“The Monkees was such a successful idea. I don’t need to escape anything. I just need to include other things. I’ll sing some theater. I’ll sing a medley of Oliver songs. Or I’ll sing something from West Side Story. And I won’t feel uncomfortable or like I’m throwing it down people’s neck. I’m just adding to the schedule of the show and be entertaining. I talk. I talk about things that have happened to me and about things that will happen to me. I make it as tough as I can for the next act who comes into that theater. They better be good if they come after me, okay? I’ll probably be going on first so Cassidy better start thinking about it!” Jones concludes with a laugh. He later adds, “If you enjoyed the show, tell everybody.

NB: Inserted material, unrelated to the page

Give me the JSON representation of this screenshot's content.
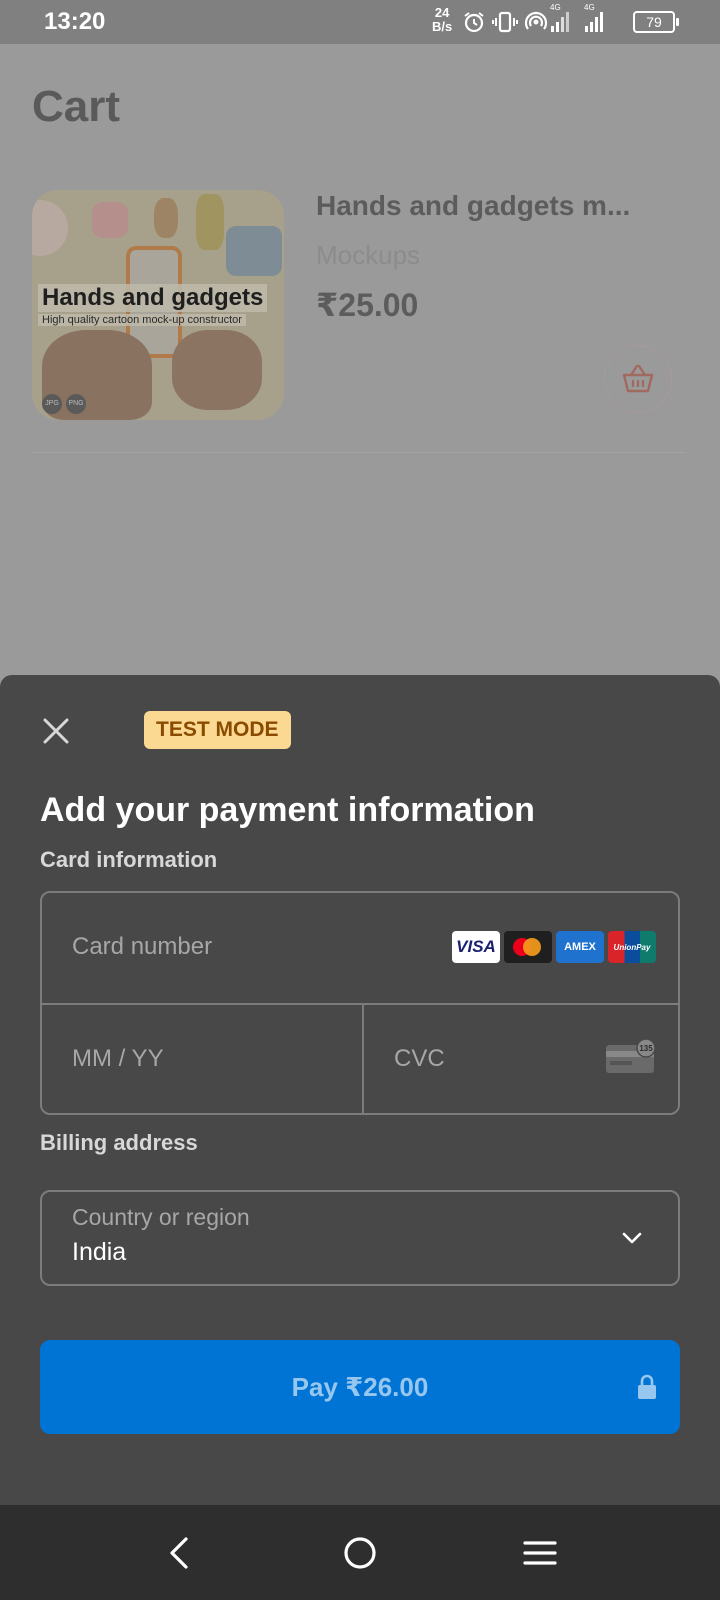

If you didn’t, tell them it was David Cassidy!”
I happen to know that, while Davy and his lovely wife, Jessica, lend their celebrity to a lot of charity work, they also quietly lend a hand to charities in much lower key ways. It’s a belief that those good deeds done in relative secrecy will be openly rewarded. Not a bad philosophy to live by, don’t you think?
Another bit of trivia that some Davy Jones fans might not be aware of is that he is quite the hands-on equestrian. He’s quite proud of the fact that He feeds his horses and grooms them himself. He was also quite complementary the thoroughbred breeding operation of his peer, David Cassidy though Jones is quick to point out that Cassidy is on a different, more expensive level than he is. That said, as our conversation was winding up, Jones was about to head out the door and to the barn to feed his babies.
As we closed, Davy Jones did something that caught me completely and pleasantly off guard. He encouraged me to keep on keeping on with my work with Boomerocity. While I wasn’t looking for encouragement, it was quite a welcome comment coming from someone who is an icon of my youth.
I guess that now makes me a Daydream Believer. How cool is that?
You can find out where Davy Jones is going to appear near you by going to www.davyjones.net. If you plan to be in the Dallas area on February 6th, why not plan to catch a rare opportunity to catch both Davy and David Cassidy in concert? It is certain to be quite a nice addition to the memories we all love.